salad on fork

New technologies that tap sustainability, convenience and health trends could dramatically change the structure of food supply chains in the near future, Rabobank has predicted.

Technologies and innovations such as 3D printed food, wearable technology and smart shopping tools had the potential to “drastically change the market,” the Dutch-based bank’s food and agribusiness research and advisory department’s new report, What’s Cooking in Tomorrow’s Kitchen, claimed.

“Traditionally static consumption patterns have undergone a transformation, and we believe there are now three prevalent consumer mindsets for food buying: sustainability, convenience and health,” said Rabobank analyst Jelle Groot.

“Understanding these mindsets and using appropriate innovations could have a game-changing effect on food processors’ businesses.”

Sustainable innovations tipped for widespread growth over the next five to 10 years include alternative ingredients such as algae and insects. However, the bank warned there could be challenges regarding scale, cost competitiveness and consumer acceptance.
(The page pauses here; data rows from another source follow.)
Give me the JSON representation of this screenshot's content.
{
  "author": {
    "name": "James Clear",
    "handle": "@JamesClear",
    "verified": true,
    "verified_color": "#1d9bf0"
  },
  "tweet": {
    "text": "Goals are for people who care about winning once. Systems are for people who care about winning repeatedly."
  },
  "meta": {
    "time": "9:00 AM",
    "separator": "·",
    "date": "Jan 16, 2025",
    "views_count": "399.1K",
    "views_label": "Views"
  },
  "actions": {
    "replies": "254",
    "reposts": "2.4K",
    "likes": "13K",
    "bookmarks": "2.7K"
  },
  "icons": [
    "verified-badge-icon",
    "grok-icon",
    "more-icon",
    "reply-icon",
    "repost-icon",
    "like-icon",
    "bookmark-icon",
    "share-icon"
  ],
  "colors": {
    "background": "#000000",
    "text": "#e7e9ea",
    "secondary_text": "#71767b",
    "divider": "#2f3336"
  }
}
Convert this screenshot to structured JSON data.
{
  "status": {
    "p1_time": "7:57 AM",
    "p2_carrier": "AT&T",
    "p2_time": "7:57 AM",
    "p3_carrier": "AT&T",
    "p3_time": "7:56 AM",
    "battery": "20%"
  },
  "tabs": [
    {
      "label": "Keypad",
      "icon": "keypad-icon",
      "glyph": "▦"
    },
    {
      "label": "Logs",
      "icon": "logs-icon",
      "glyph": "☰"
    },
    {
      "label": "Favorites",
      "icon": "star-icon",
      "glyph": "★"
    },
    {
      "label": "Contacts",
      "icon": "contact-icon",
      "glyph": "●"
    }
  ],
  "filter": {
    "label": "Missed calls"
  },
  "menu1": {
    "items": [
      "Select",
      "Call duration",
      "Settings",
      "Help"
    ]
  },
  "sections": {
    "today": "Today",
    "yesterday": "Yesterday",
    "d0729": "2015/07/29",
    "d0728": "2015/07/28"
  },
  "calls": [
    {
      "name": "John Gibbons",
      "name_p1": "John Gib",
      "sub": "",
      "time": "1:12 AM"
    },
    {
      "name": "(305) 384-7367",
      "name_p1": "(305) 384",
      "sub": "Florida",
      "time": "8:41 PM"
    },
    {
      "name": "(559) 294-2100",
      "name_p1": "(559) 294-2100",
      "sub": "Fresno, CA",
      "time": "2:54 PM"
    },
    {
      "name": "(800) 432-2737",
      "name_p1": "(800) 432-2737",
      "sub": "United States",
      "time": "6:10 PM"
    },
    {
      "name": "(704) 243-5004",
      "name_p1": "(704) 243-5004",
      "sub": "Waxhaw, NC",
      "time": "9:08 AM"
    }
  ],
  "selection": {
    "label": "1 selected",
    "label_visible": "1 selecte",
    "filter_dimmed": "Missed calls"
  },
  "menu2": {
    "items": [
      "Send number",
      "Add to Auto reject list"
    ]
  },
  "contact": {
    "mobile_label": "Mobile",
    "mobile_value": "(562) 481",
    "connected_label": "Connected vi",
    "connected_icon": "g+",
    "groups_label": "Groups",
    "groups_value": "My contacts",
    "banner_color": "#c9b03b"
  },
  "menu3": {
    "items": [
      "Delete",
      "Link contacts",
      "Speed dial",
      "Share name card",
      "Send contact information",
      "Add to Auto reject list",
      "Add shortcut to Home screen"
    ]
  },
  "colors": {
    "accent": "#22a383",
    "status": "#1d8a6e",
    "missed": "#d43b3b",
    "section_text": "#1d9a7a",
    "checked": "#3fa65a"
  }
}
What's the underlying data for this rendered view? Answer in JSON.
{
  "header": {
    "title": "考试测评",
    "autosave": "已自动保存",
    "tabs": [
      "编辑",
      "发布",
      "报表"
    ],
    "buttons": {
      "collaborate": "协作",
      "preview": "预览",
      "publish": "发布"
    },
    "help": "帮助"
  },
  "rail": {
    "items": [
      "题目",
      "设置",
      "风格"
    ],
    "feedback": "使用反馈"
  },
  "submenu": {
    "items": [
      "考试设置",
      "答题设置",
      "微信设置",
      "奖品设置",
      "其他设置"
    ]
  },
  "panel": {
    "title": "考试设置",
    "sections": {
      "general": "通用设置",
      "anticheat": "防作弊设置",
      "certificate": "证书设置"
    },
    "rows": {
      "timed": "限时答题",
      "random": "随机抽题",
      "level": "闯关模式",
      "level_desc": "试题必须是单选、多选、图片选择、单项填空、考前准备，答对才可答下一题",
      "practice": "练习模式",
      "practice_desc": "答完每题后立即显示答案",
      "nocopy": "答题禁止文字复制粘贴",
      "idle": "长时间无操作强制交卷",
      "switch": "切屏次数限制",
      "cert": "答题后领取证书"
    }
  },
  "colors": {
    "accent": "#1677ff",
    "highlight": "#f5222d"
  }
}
Companies would also have to carry out “significant” R&D, marketing and promotion to develop products at a price shoppers would be prepared to pay.

The report highlighted online shopping and smart shopping tools as innovations that reduced time, effort and energy.

And it predicted health innovations such as wearable technology, self-tracking apps, 3D printed food and hand-held food scanners were “set to rise in popularity” and could be widespread in two to five years.

“Technologies such as wearable devices and smart shopping tools are already changing consumer mindsets and demands,” Groot added.